    By Rex HoggardJanuary 22, 2018, 9:14 pm

    Quail Hollow Club - a staple on the PGA Tour since 2003 - debuted as a longer, tougher version of itself at last year’s PGA Championship, receiving mixed reviews from players.

    The course played to a lengthened 7,600 yards at last year’s PGA and a 73.46 stroke average, the toughest course in relation to par on Tour in 2017. As a result, it left some players less than excited to return to the Charlotte, N.C.-area layout later this spring for the Wells Fargo Championship.

    It’s that lack of enthusiasm that led officials at Quail Hollow to send a video to players saying, essentially, that the course players have lauded for years will be back in May.

    The video, which includes Quail Hollow president Johnny Harris and runs nearly five minutes, begins with an explanation of how the first hole, which played as a 524-yard par 4 at the PGA, will play much shorter at the Wells Fargo Championship.

    “I had a number of my friends who were playing in the tournament tell me that tee was better suited as a lemonade stand,” Harris joked of the new tee box on the fourth hole. “I doubt we’ll ever see that tee used again in competition.”

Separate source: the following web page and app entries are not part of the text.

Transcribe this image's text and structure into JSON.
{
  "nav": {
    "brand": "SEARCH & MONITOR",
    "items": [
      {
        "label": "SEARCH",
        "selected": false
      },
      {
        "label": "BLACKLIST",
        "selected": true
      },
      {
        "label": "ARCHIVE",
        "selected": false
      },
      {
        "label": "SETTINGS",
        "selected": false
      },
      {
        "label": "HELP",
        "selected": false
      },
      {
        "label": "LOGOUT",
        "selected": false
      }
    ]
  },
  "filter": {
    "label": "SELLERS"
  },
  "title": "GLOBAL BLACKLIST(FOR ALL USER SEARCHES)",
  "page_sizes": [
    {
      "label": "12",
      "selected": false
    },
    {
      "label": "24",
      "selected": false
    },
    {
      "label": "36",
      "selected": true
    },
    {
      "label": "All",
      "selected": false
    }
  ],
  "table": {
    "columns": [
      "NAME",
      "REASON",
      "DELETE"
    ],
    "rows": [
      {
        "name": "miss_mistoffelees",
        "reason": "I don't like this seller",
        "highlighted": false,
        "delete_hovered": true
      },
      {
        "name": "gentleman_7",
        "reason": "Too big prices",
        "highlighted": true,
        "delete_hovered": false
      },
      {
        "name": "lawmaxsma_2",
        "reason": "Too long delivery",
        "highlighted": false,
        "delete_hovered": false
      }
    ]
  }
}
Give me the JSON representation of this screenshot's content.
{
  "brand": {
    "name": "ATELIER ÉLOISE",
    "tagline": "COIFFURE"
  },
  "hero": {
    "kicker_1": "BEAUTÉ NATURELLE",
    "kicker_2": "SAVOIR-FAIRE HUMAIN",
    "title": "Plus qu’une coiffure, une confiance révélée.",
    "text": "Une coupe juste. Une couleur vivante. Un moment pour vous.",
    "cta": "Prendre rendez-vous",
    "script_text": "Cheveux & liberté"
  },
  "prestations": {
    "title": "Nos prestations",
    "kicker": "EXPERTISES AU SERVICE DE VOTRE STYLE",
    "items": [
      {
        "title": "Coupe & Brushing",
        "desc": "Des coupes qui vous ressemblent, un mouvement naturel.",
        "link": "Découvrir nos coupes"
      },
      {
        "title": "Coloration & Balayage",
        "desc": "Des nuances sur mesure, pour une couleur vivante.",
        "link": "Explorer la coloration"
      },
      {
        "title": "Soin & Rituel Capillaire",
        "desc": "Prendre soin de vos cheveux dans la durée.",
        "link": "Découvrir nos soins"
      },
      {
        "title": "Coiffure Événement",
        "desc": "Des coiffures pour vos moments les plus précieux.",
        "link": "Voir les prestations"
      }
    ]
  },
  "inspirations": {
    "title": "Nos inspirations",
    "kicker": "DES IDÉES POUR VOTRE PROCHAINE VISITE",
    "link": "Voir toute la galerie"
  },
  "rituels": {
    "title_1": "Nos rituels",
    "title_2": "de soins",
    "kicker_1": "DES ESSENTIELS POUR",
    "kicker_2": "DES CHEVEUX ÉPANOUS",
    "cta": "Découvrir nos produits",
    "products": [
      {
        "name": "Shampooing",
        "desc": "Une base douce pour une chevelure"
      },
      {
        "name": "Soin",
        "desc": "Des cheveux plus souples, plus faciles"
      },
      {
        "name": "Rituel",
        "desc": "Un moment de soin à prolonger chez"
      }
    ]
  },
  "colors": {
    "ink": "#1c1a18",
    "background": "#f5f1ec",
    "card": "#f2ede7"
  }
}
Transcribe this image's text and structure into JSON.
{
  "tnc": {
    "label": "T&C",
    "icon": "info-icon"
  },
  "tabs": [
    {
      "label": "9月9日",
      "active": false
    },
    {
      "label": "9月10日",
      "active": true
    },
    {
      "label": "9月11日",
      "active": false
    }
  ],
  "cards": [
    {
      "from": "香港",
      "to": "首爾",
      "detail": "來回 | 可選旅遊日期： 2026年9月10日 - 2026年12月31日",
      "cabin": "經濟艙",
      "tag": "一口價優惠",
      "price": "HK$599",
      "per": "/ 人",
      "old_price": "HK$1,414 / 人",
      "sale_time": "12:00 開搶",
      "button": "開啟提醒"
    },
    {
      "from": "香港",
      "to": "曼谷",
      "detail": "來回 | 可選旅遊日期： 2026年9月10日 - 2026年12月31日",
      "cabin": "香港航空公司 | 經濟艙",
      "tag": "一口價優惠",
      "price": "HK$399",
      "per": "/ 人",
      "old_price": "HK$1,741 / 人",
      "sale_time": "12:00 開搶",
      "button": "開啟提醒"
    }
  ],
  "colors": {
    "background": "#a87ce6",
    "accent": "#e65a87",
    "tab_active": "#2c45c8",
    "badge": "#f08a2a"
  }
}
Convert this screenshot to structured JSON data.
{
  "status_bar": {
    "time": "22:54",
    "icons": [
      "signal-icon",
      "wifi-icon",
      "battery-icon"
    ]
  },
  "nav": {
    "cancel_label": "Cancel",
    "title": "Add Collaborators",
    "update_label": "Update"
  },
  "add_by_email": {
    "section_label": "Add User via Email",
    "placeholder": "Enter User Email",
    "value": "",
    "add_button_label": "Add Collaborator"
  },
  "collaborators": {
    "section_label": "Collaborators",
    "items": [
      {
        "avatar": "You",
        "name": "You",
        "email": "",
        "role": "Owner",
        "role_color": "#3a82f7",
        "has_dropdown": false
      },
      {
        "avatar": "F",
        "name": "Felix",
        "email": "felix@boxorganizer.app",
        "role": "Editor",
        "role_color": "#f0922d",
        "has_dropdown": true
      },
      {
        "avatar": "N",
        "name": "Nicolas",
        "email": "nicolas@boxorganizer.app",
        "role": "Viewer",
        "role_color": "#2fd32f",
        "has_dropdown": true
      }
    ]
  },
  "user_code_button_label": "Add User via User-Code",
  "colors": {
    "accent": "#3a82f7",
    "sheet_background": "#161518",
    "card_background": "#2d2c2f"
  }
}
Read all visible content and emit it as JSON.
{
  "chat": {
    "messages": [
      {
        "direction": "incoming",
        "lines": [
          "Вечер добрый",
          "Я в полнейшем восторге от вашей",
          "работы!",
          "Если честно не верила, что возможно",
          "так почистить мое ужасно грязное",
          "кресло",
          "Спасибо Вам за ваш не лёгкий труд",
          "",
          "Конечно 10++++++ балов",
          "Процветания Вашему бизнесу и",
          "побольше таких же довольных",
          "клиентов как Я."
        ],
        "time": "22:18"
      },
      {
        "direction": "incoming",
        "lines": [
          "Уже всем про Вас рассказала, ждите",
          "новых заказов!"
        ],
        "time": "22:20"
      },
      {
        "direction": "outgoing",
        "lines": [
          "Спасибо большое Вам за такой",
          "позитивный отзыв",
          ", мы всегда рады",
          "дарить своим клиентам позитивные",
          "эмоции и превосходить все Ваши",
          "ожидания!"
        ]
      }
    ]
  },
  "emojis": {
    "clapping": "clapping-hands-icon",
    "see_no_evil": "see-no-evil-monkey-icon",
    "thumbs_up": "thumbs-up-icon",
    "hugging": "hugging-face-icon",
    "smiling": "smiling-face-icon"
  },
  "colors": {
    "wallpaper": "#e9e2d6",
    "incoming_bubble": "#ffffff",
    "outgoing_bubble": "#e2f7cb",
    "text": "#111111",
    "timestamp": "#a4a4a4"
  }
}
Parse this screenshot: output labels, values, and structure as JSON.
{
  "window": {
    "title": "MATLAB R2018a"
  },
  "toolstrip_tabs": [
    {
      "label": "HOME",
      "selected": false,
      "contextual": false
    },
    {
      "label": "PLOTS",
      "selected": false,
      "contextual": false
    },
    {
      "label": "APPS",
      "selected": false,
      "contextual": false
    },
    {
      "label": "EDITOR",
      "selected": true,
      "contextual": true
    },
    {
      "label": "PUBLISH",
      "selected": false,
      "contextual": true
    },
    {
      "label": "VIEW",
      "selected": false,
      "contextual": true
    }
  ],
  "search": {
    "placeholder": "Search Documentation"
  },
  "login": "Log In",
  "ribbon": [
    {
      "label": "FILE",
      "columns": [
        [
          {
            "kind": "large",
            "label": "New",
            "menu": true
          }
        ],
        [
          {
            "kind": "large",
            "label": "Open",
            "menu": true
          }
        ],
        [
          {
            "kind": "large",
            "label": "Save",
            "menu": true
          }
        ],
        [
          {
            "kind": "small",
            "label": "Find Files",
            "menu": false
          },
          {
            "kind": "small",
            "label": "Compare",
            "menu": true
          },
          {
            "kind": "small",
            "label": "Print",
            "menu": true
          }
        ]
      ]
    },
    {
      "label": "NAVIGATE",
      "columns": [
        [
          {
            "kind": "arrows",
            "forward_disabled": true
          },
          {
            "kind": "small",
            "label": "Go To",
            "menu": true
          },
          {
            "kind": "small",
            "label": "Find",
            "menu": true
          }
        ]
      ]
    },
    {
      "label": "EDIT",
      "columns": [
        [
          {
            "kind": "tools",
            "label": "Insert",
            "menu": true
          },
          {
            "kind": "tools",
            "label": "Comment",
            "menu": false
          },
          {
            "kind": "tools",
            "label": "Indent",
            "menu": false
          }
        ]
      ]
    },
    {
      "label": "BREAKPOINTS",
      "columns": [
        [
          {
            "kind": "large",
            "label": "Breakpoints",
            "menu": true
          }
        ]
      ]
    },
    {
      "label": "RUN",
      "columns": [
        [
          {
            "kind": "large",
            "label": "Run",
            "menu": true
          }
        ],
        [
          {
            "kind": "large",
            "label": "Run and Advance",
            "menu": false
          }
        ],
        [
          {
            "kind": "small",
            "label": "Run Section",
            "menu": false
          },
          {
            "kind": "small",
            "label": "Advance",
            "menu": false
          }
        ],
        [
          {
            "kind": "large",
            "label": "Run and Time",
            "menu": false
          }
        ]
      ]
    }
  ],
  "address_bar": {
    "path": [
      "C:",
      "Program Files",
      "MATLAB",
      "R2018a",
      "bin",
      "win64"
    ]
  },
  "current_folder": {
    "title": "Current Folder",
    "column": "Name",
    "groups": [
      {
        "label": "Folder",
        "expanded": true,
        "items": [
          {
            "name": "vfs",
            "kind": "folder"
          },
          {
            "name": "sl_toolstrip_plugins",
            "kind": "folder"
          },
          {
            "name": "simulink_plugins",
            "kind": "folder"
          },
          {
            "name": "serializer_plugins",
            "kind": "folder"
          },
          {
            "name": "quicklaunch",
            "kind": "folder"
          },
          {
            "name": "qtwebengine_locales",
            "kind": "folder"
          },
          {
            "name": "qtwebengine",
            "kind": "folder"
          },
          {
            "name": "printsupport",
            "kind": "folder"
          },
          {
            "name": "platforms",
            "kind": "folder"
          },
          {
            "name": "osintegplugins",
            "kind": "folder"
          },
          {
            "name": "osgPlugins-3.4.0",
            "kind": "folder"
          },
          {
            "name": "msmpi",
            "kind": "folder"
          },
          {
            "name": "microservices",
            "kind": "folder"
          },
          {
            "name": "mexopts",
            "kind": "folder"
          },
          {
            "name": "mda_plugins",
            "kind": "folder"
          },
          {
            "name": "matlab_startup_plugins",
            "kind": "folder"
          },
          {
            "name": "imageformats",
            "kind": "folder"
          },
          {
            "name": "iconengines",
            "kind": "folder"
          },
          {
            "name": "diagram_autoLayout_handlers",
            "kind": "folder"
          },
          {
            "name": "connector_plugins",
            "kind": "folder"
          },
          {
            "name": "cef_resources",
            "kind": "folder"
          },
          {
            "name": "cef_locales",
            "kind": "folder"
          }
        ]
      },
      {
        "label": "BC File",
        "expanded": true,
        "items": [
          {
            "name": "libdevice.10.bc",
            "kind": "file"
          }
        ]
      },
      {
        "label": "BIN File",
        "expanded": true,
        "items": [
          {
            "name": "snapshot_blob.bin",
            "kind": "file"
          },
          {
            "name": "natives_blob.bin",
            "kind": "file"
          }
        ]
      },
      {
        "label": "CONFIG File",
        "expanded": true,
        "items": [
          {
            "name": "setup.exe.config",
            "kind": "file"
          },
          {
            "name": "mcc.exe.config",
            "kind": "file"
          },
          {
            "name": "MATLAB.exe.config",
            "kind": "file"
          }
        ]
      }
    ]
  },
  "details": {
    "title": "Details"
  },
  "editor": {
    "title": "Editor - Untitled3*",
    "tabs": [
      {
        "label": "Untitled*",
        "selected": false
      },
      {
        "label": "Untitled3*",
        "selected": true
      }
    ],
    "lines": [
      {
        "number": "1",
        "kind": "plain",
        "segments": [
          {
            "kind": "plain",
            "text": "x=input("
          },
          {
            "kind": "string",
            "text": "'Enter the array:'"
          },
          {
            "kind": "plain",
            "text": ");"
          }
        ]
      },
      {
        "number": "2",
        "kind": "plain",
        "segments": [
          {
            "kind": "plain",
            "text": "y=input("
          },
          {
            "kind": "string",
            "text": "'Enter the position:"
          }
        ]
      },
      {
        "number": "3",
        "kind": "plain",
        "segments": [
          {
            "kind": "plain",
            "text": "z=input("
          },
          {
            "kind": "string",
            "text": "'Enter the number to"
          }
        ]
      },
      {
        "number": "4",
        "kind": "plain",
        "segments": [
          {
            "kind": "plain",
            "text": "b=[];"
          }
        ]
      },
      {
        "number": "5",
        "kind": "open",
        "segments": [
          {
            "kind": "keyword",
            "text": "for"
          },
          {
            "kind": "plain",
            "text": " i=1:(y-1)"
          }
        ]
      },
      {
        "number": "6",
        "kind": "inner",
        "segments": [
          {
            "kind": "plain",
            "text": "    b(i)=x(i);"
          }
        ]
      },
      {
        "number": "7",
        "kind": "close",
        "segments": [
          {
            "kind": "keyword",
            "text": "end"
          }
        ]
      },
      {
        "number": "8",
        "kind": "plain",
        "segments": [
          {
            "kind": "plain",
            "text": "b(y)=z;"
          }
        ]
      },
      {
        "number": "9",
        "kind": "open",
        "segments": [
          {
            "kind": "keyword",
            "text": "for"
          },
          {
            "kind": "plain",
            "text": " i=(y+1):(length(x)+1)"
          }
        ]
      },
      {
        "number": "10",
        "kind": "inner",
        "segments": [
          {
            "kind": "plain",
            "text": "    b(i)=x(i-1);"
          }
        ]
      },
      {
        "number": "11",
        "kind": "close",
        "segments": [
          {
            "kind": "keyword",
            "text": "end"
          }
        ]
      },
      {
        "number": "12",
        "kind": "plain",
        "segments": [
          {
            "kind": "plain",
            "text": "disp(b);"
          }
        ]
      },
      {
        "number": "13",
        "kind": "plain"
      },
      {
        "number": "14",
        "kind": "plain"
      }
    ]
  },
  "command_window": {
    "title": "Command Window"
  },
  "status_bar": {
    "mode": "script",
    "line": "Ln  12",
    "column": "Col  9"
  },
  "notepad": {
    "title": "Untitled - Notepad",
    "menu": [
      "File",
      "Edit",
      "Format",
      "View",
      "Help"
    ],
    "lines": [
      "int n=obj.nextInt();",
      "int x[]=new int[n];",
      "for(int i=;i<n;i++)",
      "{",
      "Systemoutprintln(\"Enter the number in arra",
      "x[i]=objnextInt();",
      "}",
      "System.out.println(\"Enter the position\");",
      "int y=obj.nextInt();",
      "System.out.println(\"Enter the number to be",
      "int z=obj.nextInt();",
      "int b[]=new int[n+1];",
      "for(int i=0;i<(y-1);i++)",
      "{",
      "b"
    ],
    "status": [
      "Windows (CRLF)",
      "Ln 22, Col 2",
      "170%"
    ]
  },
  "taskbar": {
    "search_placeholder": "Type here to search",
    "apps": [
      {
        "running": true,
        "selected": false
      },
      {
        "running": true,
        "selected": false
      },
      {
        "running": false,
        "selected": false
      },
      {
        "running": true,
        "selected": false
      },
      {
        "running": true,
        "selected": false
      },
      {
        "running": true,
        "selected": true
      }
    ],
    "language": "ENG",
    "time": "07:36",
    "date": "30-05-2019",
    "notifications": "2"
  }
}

    Harris also explained that the greens, which became too fast for some, will be “softer” for this year’s Wells Fargo Championship.